* WHAT THE TASK REQUIRES *
Scan the records that follow, and whenever a line has the word "svar", copy it.

* PROVIDED RECORDS *
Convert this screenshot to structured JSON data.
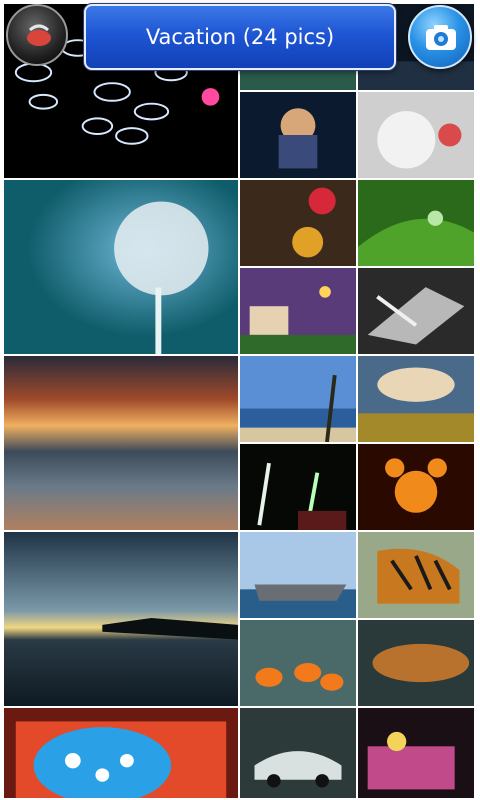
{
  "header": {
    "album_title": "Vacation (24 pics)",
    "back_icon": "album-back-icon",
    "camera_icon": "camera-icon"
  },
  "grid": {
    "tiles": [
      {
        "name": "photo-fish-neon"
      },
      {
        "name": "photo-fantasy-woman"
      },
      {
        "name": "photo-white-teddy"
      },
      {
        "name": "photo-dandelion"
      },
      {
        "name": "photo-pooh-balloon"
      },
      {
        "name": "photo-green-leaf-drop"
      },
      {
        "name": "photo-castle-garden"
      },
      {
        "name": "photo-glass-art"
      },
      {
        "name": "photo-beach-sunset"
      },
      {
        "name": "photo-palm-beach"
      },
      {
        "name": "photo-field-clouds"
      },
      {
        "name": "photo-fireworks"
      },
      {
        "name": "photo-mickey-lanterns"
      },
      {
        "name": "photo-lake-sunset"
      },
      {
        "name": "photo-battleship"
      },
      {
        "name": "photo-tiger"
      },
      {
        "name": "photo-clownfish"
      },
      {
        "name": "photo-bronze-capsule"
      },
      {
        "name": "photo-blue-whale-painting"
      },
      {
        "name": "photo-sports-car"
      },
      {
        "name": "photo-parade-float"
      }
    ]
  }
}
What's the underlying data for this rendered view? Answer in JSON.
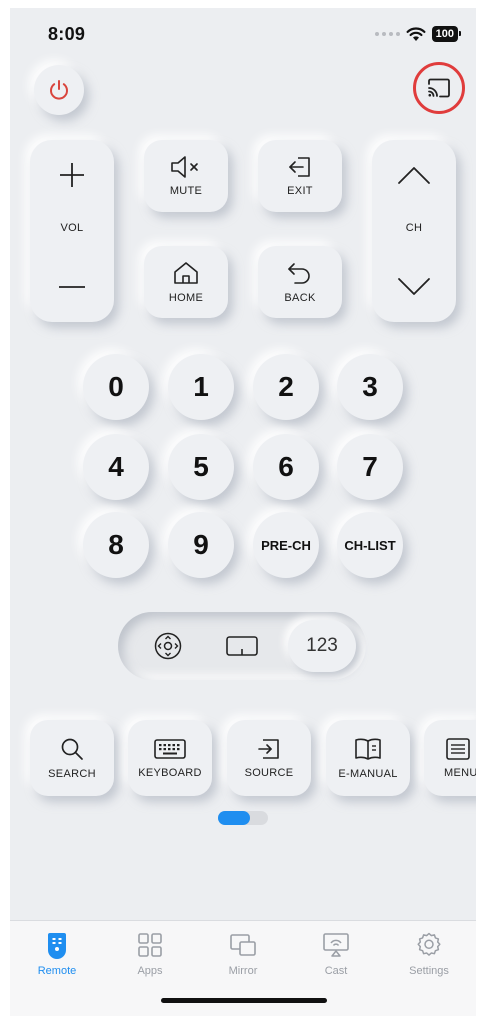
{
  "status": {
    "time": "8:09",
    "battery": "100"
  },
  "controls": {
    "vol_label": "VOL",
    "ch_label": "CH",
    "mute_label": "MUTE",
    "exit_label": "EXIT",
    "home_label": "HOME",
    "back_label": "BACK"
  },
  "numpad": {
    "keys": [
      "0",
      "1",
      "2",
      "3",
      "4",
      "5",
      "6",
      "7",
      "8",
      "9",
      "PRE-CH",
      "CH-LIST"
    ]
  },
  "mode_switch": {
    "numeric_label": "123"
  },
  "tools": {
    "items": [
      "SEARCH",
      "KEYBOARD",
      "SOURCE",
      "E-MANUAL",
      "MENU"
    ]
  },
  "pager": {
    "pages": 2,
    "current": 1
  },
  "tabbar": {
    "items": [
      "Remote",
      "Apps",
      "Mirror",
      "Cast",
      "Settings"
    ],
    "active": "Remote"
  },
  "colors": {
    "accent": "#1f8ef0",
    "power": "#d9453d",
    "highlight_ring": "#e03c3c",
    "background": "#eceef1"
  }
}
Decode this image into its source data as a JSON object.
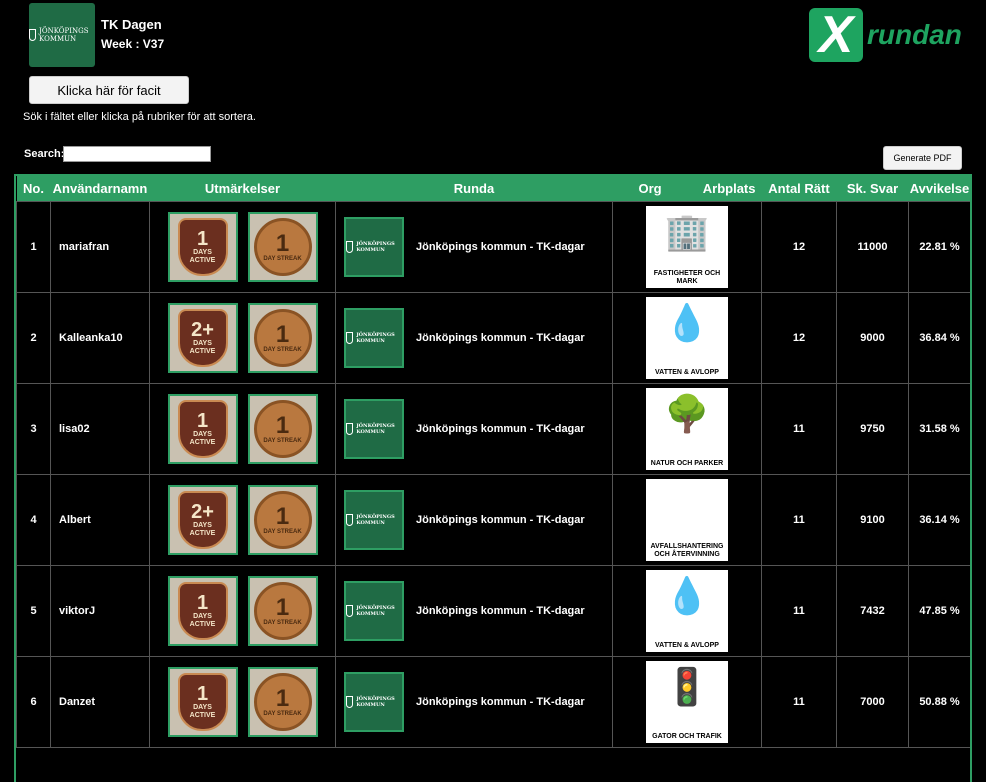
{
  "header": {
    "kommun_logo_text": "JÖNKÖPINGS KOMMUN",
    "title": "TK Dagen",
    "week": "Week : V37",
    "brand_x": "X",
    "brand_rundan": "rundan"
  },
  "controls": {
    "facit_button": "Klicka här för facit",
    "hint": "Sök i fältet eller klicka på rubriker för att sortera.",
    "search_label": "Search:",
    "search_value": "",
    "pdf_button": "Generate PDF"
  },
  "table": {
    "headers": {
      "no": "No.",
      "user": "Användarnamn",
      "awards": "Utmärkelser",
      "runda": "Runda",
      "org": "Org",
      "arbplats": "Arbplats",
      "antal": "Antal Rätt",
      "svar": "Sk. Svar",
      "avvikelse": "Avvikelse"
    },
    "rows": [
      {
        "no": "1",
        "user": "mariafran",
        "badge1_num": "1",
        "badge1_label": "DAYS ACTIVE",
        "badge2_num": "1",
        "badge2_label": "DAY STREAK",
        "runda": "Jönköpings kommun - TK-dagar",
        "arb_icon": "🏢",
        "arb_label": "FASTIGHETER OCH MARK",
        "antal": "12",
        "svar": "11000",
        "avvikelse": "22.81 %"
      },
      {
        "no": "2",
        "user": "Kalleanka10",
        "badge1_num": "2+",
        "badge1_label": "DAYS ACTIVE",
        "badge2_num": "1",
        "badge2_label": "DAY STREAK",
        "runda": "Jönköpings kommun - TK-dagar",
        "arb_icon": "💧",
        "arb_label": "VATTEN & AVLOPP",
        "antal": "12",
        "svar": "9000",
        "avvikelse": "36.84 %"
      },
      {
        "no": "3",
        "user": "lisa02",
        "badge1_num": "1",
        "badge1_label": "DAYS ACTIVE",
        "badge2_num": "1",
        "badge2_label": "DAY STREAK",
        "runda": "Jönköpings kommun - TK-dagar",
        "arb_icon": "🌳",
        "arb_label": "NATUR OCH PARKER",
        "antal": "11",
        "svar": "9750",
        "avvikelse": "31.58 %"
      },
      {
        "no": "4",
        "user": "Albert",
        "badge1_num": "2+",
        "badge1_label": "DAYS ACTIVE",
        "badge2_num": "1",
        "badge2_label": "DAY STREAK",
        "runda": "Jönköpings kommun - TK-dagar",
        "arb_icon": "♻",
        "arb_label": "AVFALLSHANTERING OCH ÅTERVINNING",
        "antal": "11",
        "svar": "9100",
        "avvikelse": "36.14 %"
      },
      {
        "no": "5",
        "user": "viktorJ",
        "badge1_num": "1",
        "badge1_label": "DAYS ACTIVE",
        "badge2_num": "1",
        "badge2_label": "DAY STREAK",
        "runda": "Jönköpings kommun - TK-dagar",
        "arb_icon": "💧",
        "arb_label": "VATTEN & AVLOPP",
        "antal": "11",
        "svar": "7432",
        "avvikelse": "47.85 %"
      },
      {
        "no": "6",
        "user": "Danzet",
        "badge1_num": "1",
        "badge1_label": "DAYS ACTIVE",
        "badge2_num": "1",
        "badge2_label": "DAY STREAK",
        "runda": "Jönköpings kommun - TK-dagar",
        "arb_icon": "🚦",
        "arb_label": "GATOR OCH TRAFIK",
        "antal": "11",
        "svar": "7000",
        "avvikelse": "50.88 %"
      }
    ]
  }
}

* YOUR SOLUTION *
      "svar": "Sk. Svar",
        "svar": "11000",
        "svar": "9000",
        "svar": "9750",
        "svar": "9100",
        "svar": "7432",
        "svar": "7000",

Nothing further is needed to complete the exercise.